And like Ahmed, many refugees give up on their former careers when they are forced to flee to other countries. According to the Department of Labor, foreign-born workers are less likely to be employed in professional, management or related occupations than U.S. born workers.

“Recertification is a long and costly process in the United States,” Molly Fee, a Ph.D. student researching forced migration and refugee resettlement at the University of California, Los Angeles, told ABC News.

“Since early employment is a necessity for refugees as soon as they arrive, refugees typically have to accept the first job opportunity available,” Fee said.

For many refugees, that means taking entry-level jobs and changing their career paths.

Fee said that some refugees are able to successfully readjust their career goals. For example, former doctors get certified as nurses or medical technicians so they can continue to work in their fields of expertise.

For Ahmed, he has chosen to pursue both dentistry and a new profession.

A few months ago, Ahmed heard about Sona Circle, a networking app that helps refugees find employment opportunities in their areas.

Archibald Troko, one of Sona Circle’s co-founders, said it’s about giving refugees hope so they can say, “‘Hey, look, I haven’t just been discarded and fall through the cracks of society.”

With close to 2,000 users in New York, London and other major cities and the ability to connect refugees with employers, Ahmed said he hoped to find a job through Sona Circle.

Instead, Ahmed found work through the company’s other brainchild, Sona Translate, a new company that aims to employ mostly refugees as translators and interpreters.

Ahmed said he spent his first year in the U.K. learning technical and advanced English to help him get re-certified in dentistry. Now, he brings those language skills to his new job at Sona Translate, which also allows him to fund his continuing studies.

“I’ve wanted to feel this feeling since I came to the United Kingdom,” Ahmed said. “To feel like I can be helpful.”

Troko said the service also hopes to change people’s views about refugees.

“We hope to really inspire people to try and take on a new business model to support vulnerable communities,” Troko said.

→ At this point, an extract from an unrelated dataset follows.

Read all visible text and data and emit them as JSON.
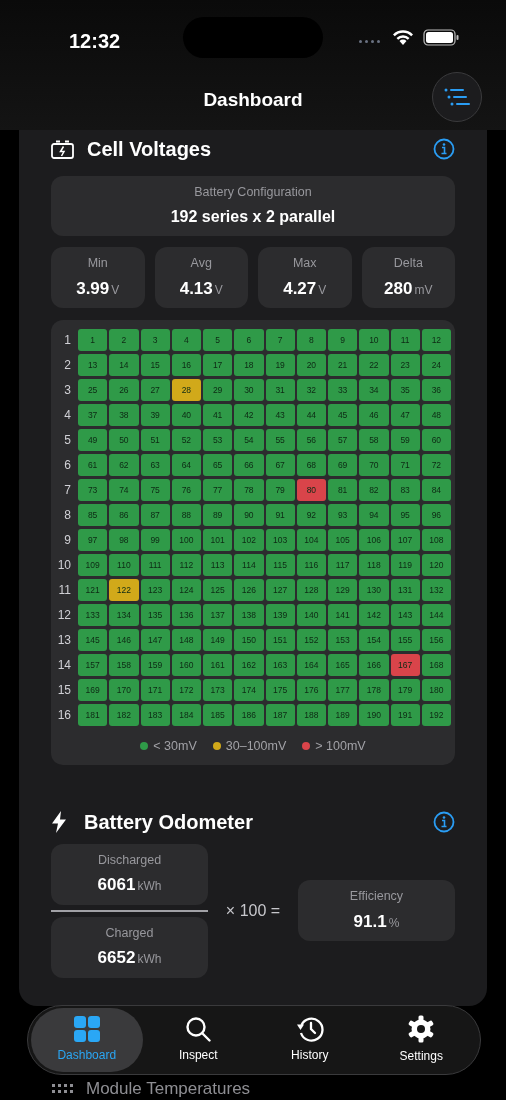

Sona Translate launched in the U.K. on Oct. 19, and Troko said the company plans to expand to the U.S., Canada and Australia over the next two months.

You can read the article here